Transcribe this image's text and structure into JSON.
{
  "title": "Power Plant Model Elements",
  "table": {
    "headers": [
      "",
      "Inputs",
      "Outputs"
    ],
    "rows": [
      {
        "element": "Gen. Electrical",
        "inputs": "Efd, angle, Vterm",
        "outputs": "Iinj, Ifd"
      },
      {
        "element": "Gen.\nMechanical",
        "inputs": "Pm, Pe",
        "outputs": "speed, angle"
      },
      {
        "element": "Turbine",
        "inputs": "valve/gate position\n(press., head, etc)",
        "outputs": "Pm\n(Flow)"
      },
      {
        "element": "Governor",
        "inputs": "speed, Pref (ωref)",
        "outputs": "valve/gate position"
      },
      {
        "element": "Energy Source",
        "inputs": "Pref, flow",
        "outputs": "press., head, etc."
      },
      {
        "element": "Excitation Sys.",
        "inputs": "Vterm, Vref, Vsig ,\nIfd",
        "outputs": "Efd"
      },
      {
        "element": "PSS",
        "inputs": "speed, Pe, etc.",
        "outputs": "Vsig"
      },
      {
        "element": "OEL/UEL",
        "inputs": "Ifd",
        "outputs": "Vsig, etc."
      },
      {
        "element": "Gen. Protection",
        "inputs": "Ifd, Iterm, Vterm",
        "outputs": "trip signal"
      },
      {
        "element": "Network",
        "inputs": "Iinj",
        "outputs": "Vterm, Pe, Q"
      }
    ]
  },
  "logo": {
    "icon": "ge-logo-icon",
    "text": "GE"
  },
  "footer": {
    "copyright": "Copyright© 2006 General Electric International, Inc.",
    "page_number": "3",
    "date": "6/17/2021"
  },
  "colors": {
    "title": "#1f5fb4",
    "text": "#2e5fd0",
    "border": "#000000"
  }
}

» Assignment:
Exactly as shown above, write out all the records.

» Answer space:
Transcribe this image's text and structure into JSON.
{
  "title": "Power Plant Model Elements",
  "table": {
    "headers": [
      "",
      "Inputs",
      "Outputs"
    ],
    "rows": [
      {
        "element": "Gen. Electrical",
        "inputs": "Efd, angle, Vterm",
        "outputs": "Iinj, Ifd"
      },
      {
        "element": "Gen.\nMechanical",
        "inputs": "Pm, Pe",
        "outputs": "speed, angle"
      },
      {
        "element": "Turbine",
        "inputs": "valve/gate position\n(press., head, etc)",
        "outputs": "Pm\n(Flow)"
      },
      {
        "element": "Governor",
        "inputs": "speed, Pref (ωref)",
        "outputs": "valve/gate position"
      },
      {
        "element": "Energy Source",
        "inputs": "Pref, flow",
        "outputs": "press., head, etc."
      },
      {
        "element": "Excitation Sys.",
        "inputs": "Vterm, Vref, Vsig ,\nIfd",
        "outputs": "Efd"
      },
      {
        "element": "PSS",
        "inputs": "speed, Pe, etc.",
        "outputs": "Vsig"
      },
      {
        "element": "OEL/UEL",
        "inputs": "Ifd",
        "outputs": "Vsig, etc."
      },
      {
        "element": "Gen. Protection",
        "inputs": "Ifd, Iterm, Vterm",
        "outputs": "trip signal"
      },
      {
        "element": "Network",
        "inputs": "Iinj",
        "outputs": "Vterm, Pe, Q"
      }
    ]
  },
  "logo": {
    "icon": "ge-logo-icon",
    "text": "GE"
  },
  "footer": {
    "copyright": "Copyright© 2006 General Electric International, Inc.",
    "page_number": "3",
    "date": "6/17/2021"
  },
  "colors": {
    "title": "#1f5fb4",
    "text": "#2e5fd0",
    "border": "#000000"
  }
}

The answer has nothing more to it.